* _ASSIGNMENT_:
Reply with one number: the count of lines in the data that hold the string "Tùng".

Stored dataset items:
----

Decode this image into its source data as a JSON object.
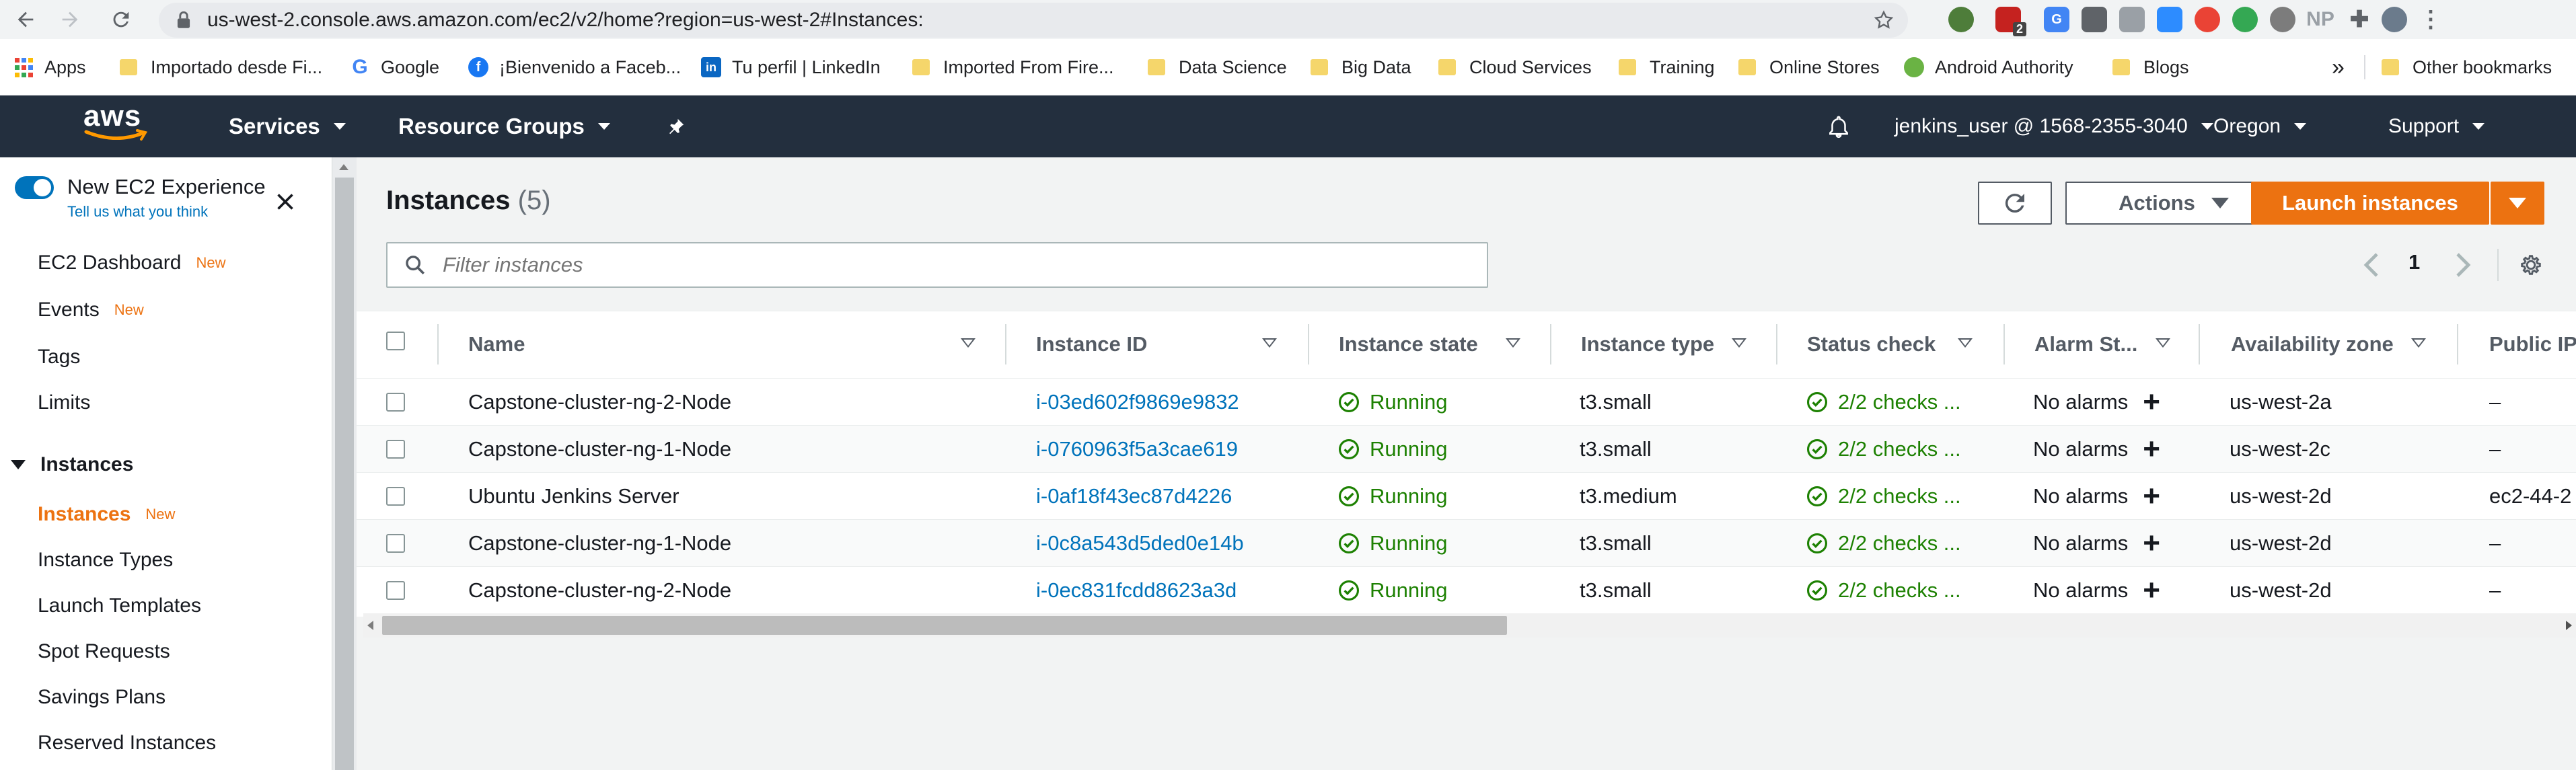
{
  "browser": {
    "url": "us-west-2.console.aws.amazon.com/ec2/v2/home?region=us-west-2#Instances:",
    "extension_badge": "2",
    "extension_np": "NP"
  },
  "bookmarks": {
    "apps": "Apps",
    "items": [
      "Importado desde Fi...",
      "Google",
      "¡Bienvenido a Faceb...",
      "Tu perfil | LinkedIn",
      "Imported From Fire...",
      "Data Science",
      "Big Data",
      "Cloud Services",
      "Training",
      "Online Stores",
      "Android Authority",
      "Blogs"
    ],
    "more": "»",
    "other": "Other bookmarks"
  },
  "aws_header": {
    "logo": "aws",
    "services": "Services",
    "resource_groups": "Resource Groups",
    "account": "jenkins_user @ 1568-2355-3040",
    "region": "Oregon",
    "support": "Support"
  },
  "sidebar": {
    "experience_title": "New EC2 Experience",
    "experience_link": "Tell us what you think",
    "new_tag": "New",
    "top_items": [
      {
        "label": "EC2 Dashboard",
        "new": true
      },
      {
        "label": "Events",
        "new": true
      },
      {
        "label": "Tags",
        "new": false
      },
      {
        "label": "Limits",
        "new": false
      }
    ],
    "section_title": "Instances",
    "section_items": [
      {
        "label": "Instances",
        "new": true,
        "active": true
      },
      {
        "label": "Instance Types"
      },
      {
        "label": "Launch Templates"
      },
      {
        "label": "Spot Requests"
      },
      {
        "label": "Savings Plans"
      },
      {
        "label": "Reserved Instances"
      }
    ]
  },
  "main": {
    "title": "Instances",
    "count": "(5)",
    "actions_label": "Actions",
    "launch_label": "Launch instances",
    "filter_placeholder": "Filter instances",
    "page_number": "1"
  },
  "table": {
    "headers": [
      "Name",
      "Instance ID",
      "Instance state",
      "Instance type",
      "Status check",
      "Alarm St...",
      "Availability zone",
      "Public IP"
    ],
    "rows": [
      {
        "name": "Capstone-cluster-ng-2-Node",
        "id": "i-03ed602f9869e9832",
        "state": "Running",
        "type": "t3.small",
        "status": "2/2 checks ...",
        "alarm": "No alarms",
        "az": "us-west-2a",
        "ip": "–"
      },
      {
        "name": "Capstone-cluster-ng-1-Node",
        "id": "i-0760963f5a3cae619",
        "state": "Running",
        "type": "t3.small",
        "status": "2/2 checks ...",
        "alarm": "No alarms",
        "az": "us-west-2c",
        "ip": "–"
      },
      {
        "name": "Ubuntu Jenkins Server",
        "id": "i-0af18f43ec87d4226",
        "state": "Running",
        "type": "t3.medium",
        "status": "2/2 checks ...",
        "alarm": "No alarms",
        "az": "us-west-2d",
        "ip": "ec2-44-2"
      },
      {
        "name": "Capstone-cluster-ng-1-Node",
        "id": "i-0c8a543d5ded0e14b",
        "state": "Running",
        "type": "t3.small",
        "status": "2/2 checks ...",
        "alarm": "No alarms",
        "az": "us-west-2d",
        "ip": "–"
      },
      {
        "name": "Capstone-cluster-ng-2-Node",
        "id": "i-0ec831fcdd8623a3d",
        "state": "Running",
        "type": "t3.small",
        "status": "2/2 checks ...",
        "alarm": "No alarms",
        "az": "us-west-2d",
        "ip": "–"
      }
    ]
  },
  "colors": {
    "aws_header": "#232f3e",
    "primary_orange": "#ec7211",
    "link_blue": "#0073bb",
    "running_green": "#1d8102"
  }
}
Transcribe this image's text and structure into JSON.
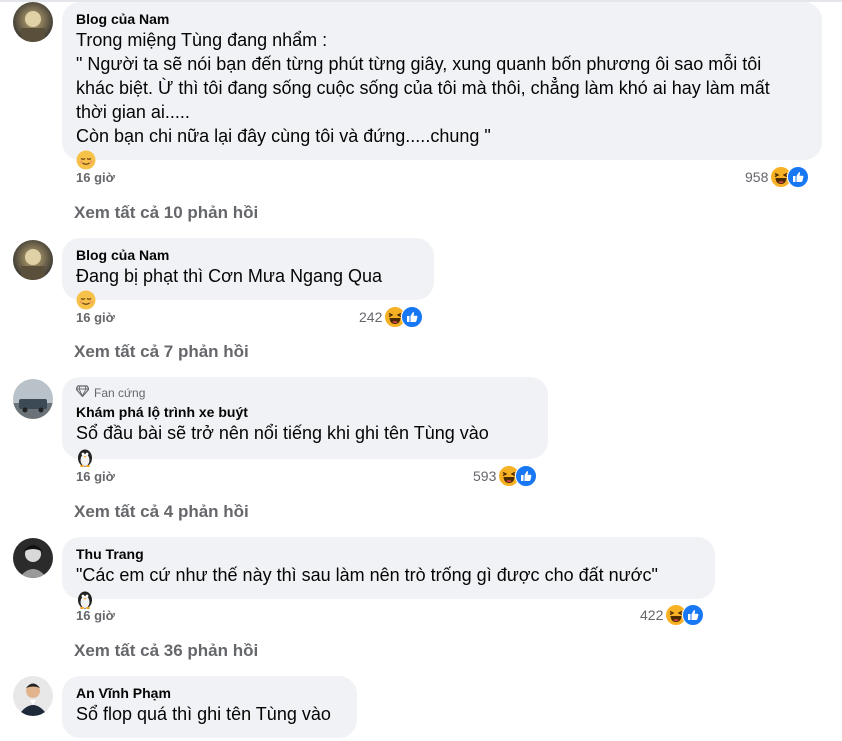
{
  "comments": [
    {
      "author": "Blog của Nam",
      "badge": "",
      "lines": [
        "Trong miệng Tùng đang nhẩm :",
        "\" Người ta sẽ nói bạn đến từng phút từng giây, xung quanh bốn phương ôi sao mỗi tôi",
        "khác biệt. Ừ thì tôi đang sống cuộc sống của tôi mà thôi, chẳng làm khó ai hay làm mất",
        "thời gian ai.....",
        "Còn bạn chi nữa lại đây cùng tôi và đứng.....chung \""
      ],
      "end_emoji": "relieved-face-icon",
      "time": "16 giờ",
      "reactions": "958",
      "see_replies": "Xem tất cả 10 phản hồi"
    },
    {
      "author": "Blog của Nam",
      "badge": "",
      "lines": [
        "Đang bị phạt thì Cơn Mưa Ngang Qua"
      ],
      "end_emoji": "relieved-face-icon",
      "time": "16 giờ",
      "reactions": "242",
      "see_replies": "Xem tất cả 7 phản hồi"
    },
    {
      "author": "Khám phá lộ trình xe buýt",
      "badge": "Fan cứng",
      "lines": [
        "Sổ đầu bài sẽ trở nên nổi tiếng khi ghi tên Tùng vào"
      ],
      "end_emoji": "penguin-icon",
      "time": "16 giờ",
      "reactions": "593",
      "see_replies": "Xem tất cả 4 phản hồi"
    },
    {
      "author": "Thu Trang",
      "badge": "",
      "lines": [
        "\"Các em cứ như thế này thì sau làm nên trò trống gì được cho đất nước\""
      ],
      "end_emoji": "penguin-icon",
      "time": "16 giờ",
      "reactions": "422",
      "see_replies": "Xem tất cả 36 phản hồi"
    },
    {
      "author": "An Vĩnh Phạm",
      "badge": "",
      "lines": [
        "Sổ flop quá thì ghi tên Tùng vào"
      ],
      "end_emoji": "",
      "time": "",
      "reactions": "",
      "see_replies": ""
    }
  ],
  "colors": {
    "bubble": "#f0f2f5",
    "secondary_text": "#65676b",
    "like_blue": "#1877f2",
    "haha_yellow": "#f7b125"
  },
  "icons": {
    "reaction_haha": "haha-reaction-icon",
    "reaction_like": "like-reaction-icon",
    "badge": "diamond-icon"
  }
}
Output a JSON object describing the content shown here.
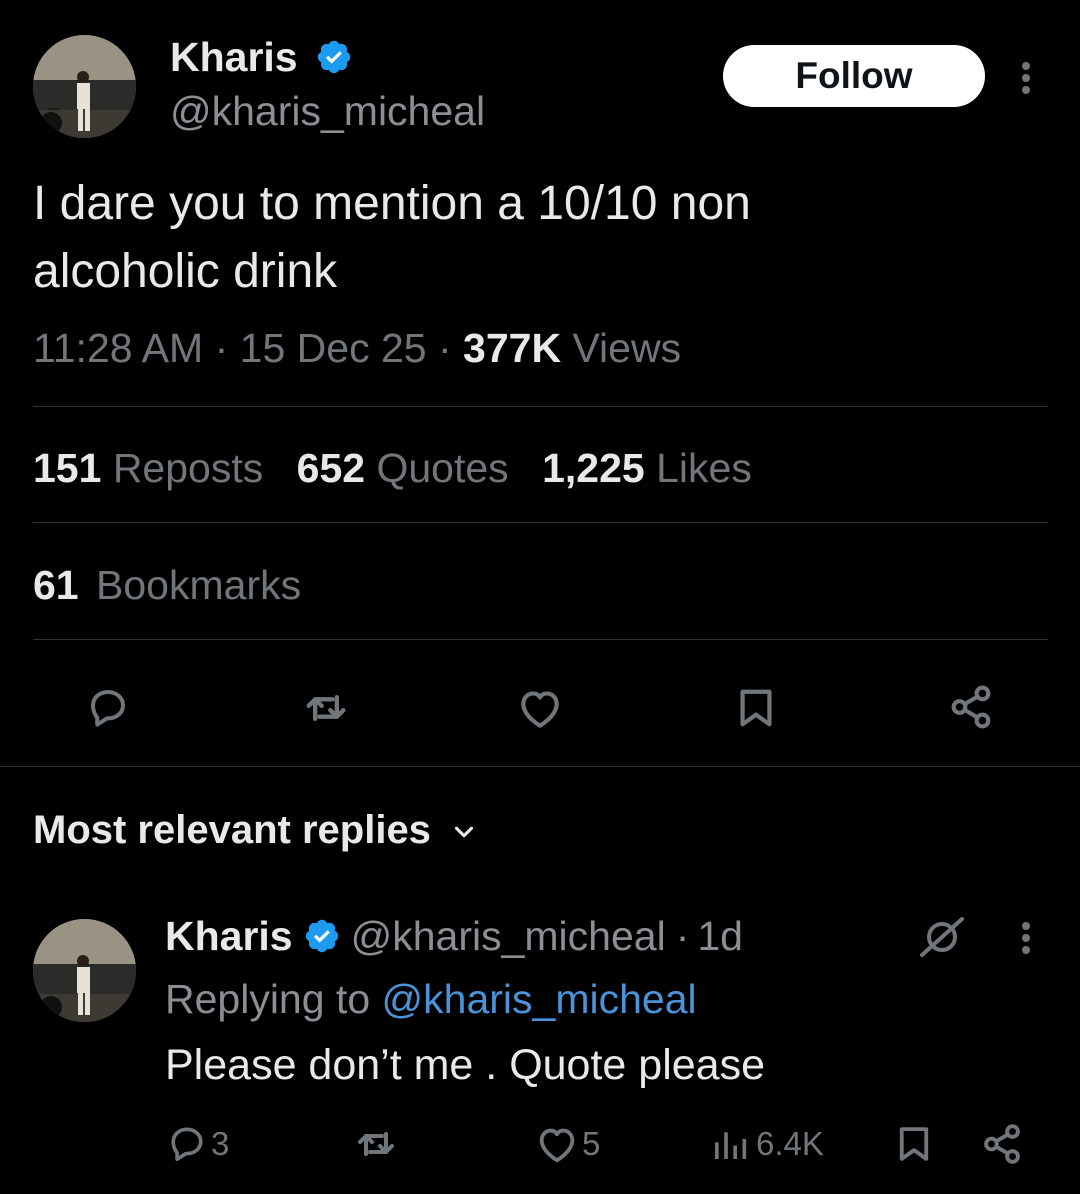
{
  "tweet": {
    "author_name": "Kharis",
    "author_handle": "@kharis_micheal",
    "follow_label": "Follow",
    "text_line1": "I dare you to mention a 10/10 non",
    "text_line2": "alcoholic drink",
    "time": "11:28 AM",
    "sep1": "·",
    "date": "15 Dec 25",
    "sep2": "·",
    "views_count": "377K",
    "views_label": "Views",
    "reposts_count": "151",
    "reposts_label": "Reposts",
    "quotes_count": "652",
    "quotes_label": "Quotes",
    "likes_count": "1,225",
    "likes_label": "Likes",
    "bookmarks_count": "61",
    "bookmarks_label": "Bookmarks"
  },
  "action_icons": [
    "reply-icon",
    "repost-icon",
    "like-icon",
    "bookmark-icon",
    "share-icon"
  ],
  "replies_header": {
    "label": "Most relevant replies"
  },
  "reply": {
    "author_name": "Kharis",
    "author_handle": "@kharis_micheal",
    "sep": "·",
    "age": "1d",
    "replying_prefix": "Replying to",
    "replying_handle": "@kharis_micheal",
    "text": "Please don’t me . Quote please",
    "reply_count": "3",
    "like_count": "5",
    "views_count": "6.4K"
  },
  "colors": {
    "background": "#000000",
    "text": "#e7e9ea",
    "muted": "#71767b",
    "verified": "#1d9bf0",
    "link": "#4a93d8",
    "divider": "#2f3336"
  }
}
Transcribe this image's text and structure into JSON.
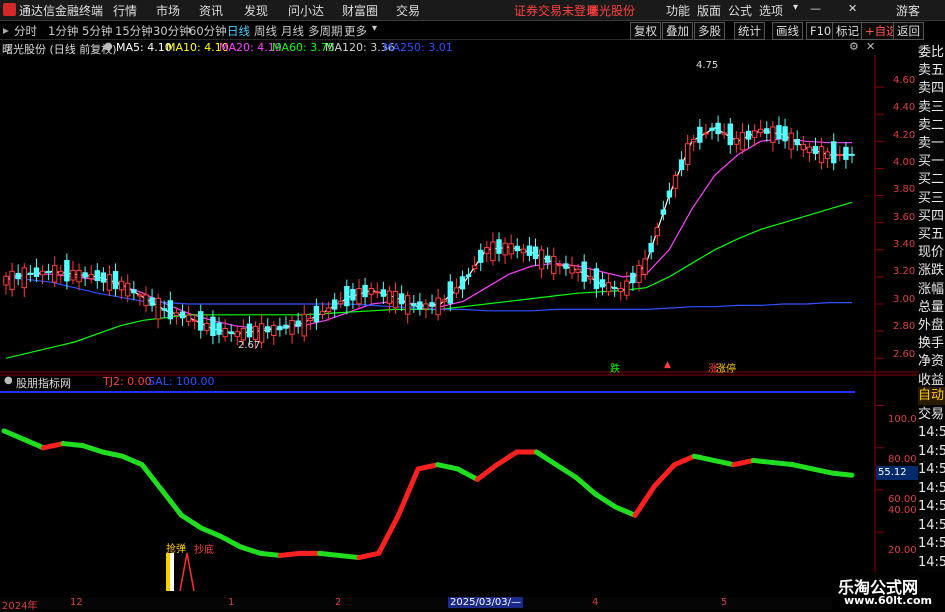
{
  "titlebar": {
    "app_title": "通达信金融终端",
    "menus": [
      "行情",
      "市场",
      "资讯",
      "发现",
      "问小达",
      "财富圈",
      "交易"
    ],
    "status_notice": "证券交易未登录",
    "stock_name": "曙光股份",
    "tools": [
      "功能",
      "版面",
      "公式",
      "选项"
    ],
    "guest": "游客"
  },
  "periods": [
    "分时",
    "1分钟",
    "5分钟",
    "15分钟",
    "30分钟",
    "60分钟",
    "日线",
    "周线",
    "月线",
    "多周期",
    "更多"
  ],
  "active_period": "日线",
  "toolbar_right": [
    "复权",
    "叠加",
    "多股",
    "统计",
    "画线",
    "F10",
    "标记",
    "+自选",
    "返回"
  ],
  "info": {
    "title": "曙光股份 (日线 前复权)",
    "ma5": "MA5: 4.10",
    "ma10": "MA10: 4.10",
    "ma20": "MA20: 4.19",
    "ma60": "MA60: 3.75",
    "ma120": "MA120: 3.36",
    "ma250": "MA250: 3.01"
  },
  "sidebar": [
    "委比",
    "卖五",
    "卖四",
    "卖三",
    "卖二",
    "卖一",
    "买一",
    "买二",
    "买三",
    "买四",
    "买五",
    "现价",
    "涨跌",
    "涨幅",
    "总量",
    "外盘",
    "换手",
    "净资",
    "收益"
  ],
  "sidebar_lower": [
    "自动",
    "交易",
    "14:56",
    "14:56",
    "14:56",
    "14:56",
    "14:56",
    "14:56",
    "14:56",
    "14:56",
    "14:56"
  ],
  "price_axis": [
    "4.60",
    "4.40",
    "4.20",
    "4.00",
    "3.80",
    "3.60",
    "3.40",
    "3.20",
    "3.00",
    "2.80",
    "2.60"
  ],
  "annotations": {
    "high": "4.75",
    "low": "2.67",
    "tag_die": "跌",
    "tag_zhang": "涨",
    "tag_jubian": "涨停"
  },
  "indicator": {
    "name": "股朋指标网",
    "tj2": "TJ2: 0.00",
    "sal": "SAL: 100.00",
    "axis": [
      "100.0",
      "80.00",
      "60.00",
      "40.00",
      "20.00"
    ],
    "current_value": "55.12",
    "signal_qiangtan": "抢弹",
    "signal_chaodi": "抄底"
  },
  "dates": [
    "2024年",
    "12",
    "1",
    "2",
    "2025/03/03/—",
    "4",
    "5"
  ],
  "watermark": {
    "brand": "乐淘公式网",
    "url": "www.60lt.com"
  },
  "colors": {
    "up": "#ff3b3b",
    "down": "#54ffff",
    "ma5": "#ffffff",
    "ma10": "#ffff00",
    "ma20": "#ff40ff",
    "ma60": "#00ff00",
    "ma120": "#c0c0c0",
    "ma250": "#3050ff"
  },
  "chart_data": {
    "type": "line",
    "title": "曙光股份 (日线 前复权)",
    "ylim": [
      2.55,
      4.8
    ],
    "series": [
      {
        "name": "MA5",
        "values": [
          3.18,
          3.22,
          3.24,
          3.22,
          3.2,
          3.15,
          3.05,
          2.95,
          2.9,
          2.82,
          2.78,
          2.8,
          2.82,
          2.86,
          2.95,
          3.05,
          3.1,
          3.05,
          2.98,
          3.0,
          3.15,
          3.4,
          3.42,
          3.38,
          3.3,
          3.25,
          3.15,
          3.1,
          3.3,
          3.8,
          4.2,
          4.3,
          4.2,
          4.28,
          4.25,
          4.15,
          4.1,
          4.1
        ]
      },
      {
        "name": "MA20",
        "values": [
          3.2,
          3.22,
          3.22,
          3.2,
          3.18,
          3.14,
          3.08,
          3.0,
          2.93,
          2.88,
          2.84,
          2.82,
          2.82,
          2.84,
          2.88,
          2.94,
          3.0,
          3.02,
          3.0,
          2.98,
          3.02,
          3.12,
          3.22,
          3.28,
          3.3,
          3.28,
          3.24,
          3.2,
          3.22,
          3.4,
          3.7,
          3.95,
          4.1,
          4.2,
          4.22,
          4.2,
          4.19,
          4.19
        ]
      },
      {
        "name": "MA60",
        "values": [
          2.6,
          2.64,
          2.68,
          2.72,
          2.78,
          2.84,
          2.88,
          2.9,
          2.92,
          2.92,
          2.92,
          2.92,
          2.92,
          2.92,
          2.93,
          2.94,
          2.95,
          2.96,
          2.96,
          2.96,
          2.98,
          3.0,
          3.02,
          3.04,
          3.06,
          3.08,
          3.09,
          3.1,
          3.12,
          3.2,
          3.3,
          3.4,
          3.48,
          3.55,
          3.6,
          3.65,
          3.7,
          3.75
        ]
      },
      {
        "name": "MA250",
        "values": [
          3.2,
          3.18,
          3.16,
          3.12,
          3.08,
          3.05,
          3.02,
          3.01,
          3.0,
          3.0,
          3.0,
          3.0,
          3.0,
          3.0,
          3.0,
          3.0,
          2.99,
          2.98,
          2.97,
          2.96,
          2.96,
          2.95,
          2.95,
          2.95,
          2.96,
          2.96,
          2.96,
          2.96,
          2.96,
          2.97,
          2.98,
          2.98,
          2.99,
          2.99,
          3.0,
          3.0,
          3.01,
          3.01
        ]
      }
    ],
    "indicator_series": {
      "name": "股朋指标网",
      "ylim": [
        15,
        105
      ],
      "values": [
        88,
        84,
        80,
        82,
        81,
        78,
        76,
        72,
        60,
        48,
        42,
        38,
        33,
        30,
        29,
        30,
        30,
        29,
        28,
        30,
        48,
        70,
        72,
        70,
        65,
        72,
        78,
        78,
        72,
        66,
        58,
        52,
        48,
        62,
        72,
        76,
        74,
        72,
        74,
        73,
        72,
        70,
        68,
        67
      ]
    }
  }
}
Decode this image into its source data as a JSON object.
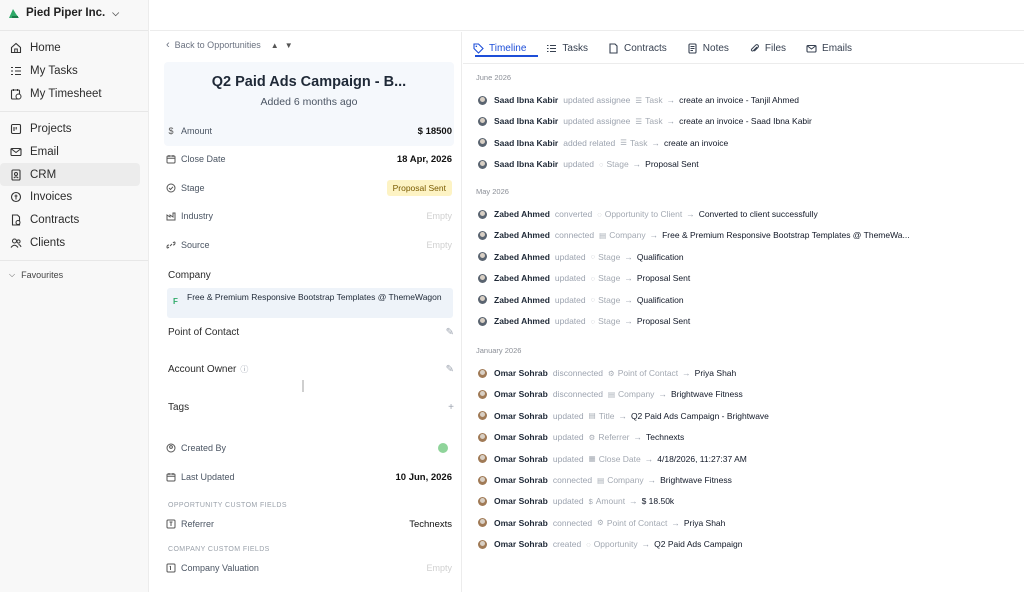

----

* _TASK SOLUTION_:
3